--- Exercise ---
All records are to be restated exactly, each line as it reads.

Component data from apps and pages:

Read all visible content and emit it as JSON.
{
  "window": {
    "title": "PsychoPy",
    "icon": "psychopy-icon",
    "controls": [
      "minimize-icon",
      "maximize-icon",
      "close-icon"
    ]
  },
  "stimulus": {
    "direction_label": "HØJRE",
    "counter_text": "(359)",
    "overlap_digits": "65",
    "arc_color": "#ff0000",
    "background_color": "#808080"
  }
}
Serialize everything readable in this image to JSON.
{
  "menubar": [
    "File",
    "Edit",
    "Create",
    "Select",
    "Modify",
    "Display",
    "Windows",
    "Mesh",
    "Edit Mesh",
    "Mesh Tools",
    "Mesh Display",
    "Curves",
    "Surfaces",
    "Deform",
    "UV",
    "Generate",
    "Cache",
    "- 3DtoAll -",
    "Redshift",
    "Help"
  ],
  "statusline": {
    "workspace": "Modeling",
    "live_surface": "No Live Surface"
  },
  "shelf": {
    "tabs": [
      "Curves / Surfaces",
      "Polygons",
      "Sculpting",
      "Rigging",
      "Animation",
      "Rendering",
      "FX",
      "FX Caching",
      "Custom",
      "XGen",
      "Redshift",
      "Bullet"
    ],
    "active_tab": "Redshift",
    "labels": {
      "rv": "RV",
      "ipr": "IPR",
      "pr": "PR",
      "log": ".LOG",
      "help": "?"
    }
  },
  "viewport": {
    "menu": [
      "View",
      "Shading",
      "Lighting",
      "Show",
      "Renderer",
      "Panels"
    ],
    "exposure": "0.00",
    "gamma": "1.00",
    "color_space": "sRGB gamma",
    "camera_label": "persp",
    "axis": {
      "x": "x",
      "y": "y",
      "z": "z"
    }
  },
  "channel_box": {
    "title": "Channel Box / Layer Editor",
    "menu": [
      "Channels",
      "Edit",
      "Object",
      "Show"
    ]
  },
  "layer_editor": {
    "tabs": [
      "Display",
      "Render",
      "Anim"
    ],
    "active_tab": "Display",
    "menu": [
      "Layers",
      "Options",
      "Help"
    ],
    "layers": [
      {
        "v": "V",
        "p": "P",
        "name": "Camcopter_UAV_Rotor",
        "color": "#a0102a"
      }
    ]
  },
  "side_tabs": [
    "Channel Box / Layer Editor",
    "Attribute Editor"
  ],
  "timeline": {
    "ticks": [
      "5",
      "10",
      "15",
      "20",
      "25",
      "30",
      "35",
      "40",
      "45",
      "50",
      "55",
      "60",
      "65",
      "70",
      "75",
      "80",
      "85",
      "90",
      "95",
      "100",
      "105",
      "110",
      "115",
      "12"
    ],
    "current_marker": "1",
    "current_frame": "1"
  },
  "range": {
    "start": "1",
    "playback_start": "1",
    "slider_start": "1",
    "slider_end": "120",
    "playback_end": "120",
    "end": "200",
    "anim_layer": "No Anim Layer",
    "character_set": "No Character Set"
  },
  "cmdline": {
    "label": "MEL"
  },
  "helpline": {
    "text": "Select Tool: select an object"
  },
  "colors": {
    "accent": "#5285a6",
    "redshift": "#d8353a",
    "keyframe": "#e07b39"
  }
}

--- Written solution ---
Read all visible content and emit it as JSON.
{
  "window": {
    "title": "PsychoPy",
    "icon": "psychopy-icon",
    "controls": [
      "minimize-icon",
      "maximize-icon",
      "close-icon"
    ]
  },
  "stimulus": {
    "direction_label": "HØJRE",
    "counter_text": "(359)",
    "overlap_digits": "65",
    "arc_color": "#ff0000",
    "background_color": "#808080"
  }
}
Serialize everything readable in this image to JSON.
{
  "menubar": [
    "File",
    "Edit",
    "Create",
    "Select",
    "Modify",
    "Display",
    "Windows",
    "Mesh",
    "Edit Mesh",
    "Mesh Tools",
    "Mesh Display",
    "Curves",
    "Surfaces",
    "Deform",
    "UV",
    "Generate",
    "Cache",
    "- 3DtoAll -",
    "Redshift",
    "Help"
  ],
  "statusline": {
    "workspace": "Modeling",
    "live_surface": "No Live Surface"
  },
  "shelf": {
    "tabs": [
      "Curves / Surfaces",
      "Polygons",
      "Sculpting",
      "Rigging",
      "Animation",
      "Rendering",
      "FX",
      "FX Caching",
      "Custom",
      "XGen",
      "Redshift",
      "Bullet"
    ],
    "active_tab": "Redshift",
    "labels": {
      "rv": "RV",
      "ipr": "IPR",
      "pr": "PR",
      "log": ".LOG",
      "help": "?"
    }
  },
  "viewport": {
    "menu": [
      "View",
      "Shading",
      "Lighting",
      "Show",
      "Renderer",
      "Panels"
    ],
    "exposure": "0.00",
    "gamma": "1.00",
    "color_space": "sRGB gamma",
    "camera_label": "persp",
    "axis": {
      "x": "x",
      "y": "y",
      "z": "z"
    }
  },
  "channel_box": {
    "title": "Channel Box / Layer Editor",
    "menu": [
      "Channels",
      "Edit",
      "Object",
      "Show"
    ]
  },
  "layer_editor": {
    "tabs": [
      "Display",
      "Render",
      "Anim"
    ],
    "active_tab": "Display",
    "menu": [
      "Layers",
      "Options",
      "Help"
    ],
    "layers": [
      {
        "v": "V",
        "p": "P",
        "name": "Camcopter_UAV_Rotor",
        "color": "#a0102a"
      }
    ]
  },
  "side_tabs": [
    "Channel Box / Layer Editor",
    "Attribute Editor"
  ],
  "timeline": {
    "ticks": [
      "5",
      "10",
      "15",
      "20",
      "25",
      "30",
      "35",
      "40",
      "45",
      "50",
      "55",
      "60",
      "65",
      "70",
      "75",
      "80",
      "85",
      "90",
      "95",
      "100",
      "105",
      "110",
      "115",
      "12"
    ],
    "current_marker": "1",
    "current_frame": "1"
  },
  "range": {
    "start": "1",
    "playback_start": "1",
    "slider_start": "1",
    "slider_end": "120",
    "playback_end": "120",
    "end": "200",
    "anim_layer": "No Anim Layer",
    "character_set": "No Character Set"
  },
  "cmdline": {
    "label": "MEL"
  },
  "helpline": {
    "text": "Select Tool: select an object"
  },
  "colors": {
    "accent": "#5285a6",
    "redshift": "#d8353a",
    "keyframe": "#e07b39"
  }
}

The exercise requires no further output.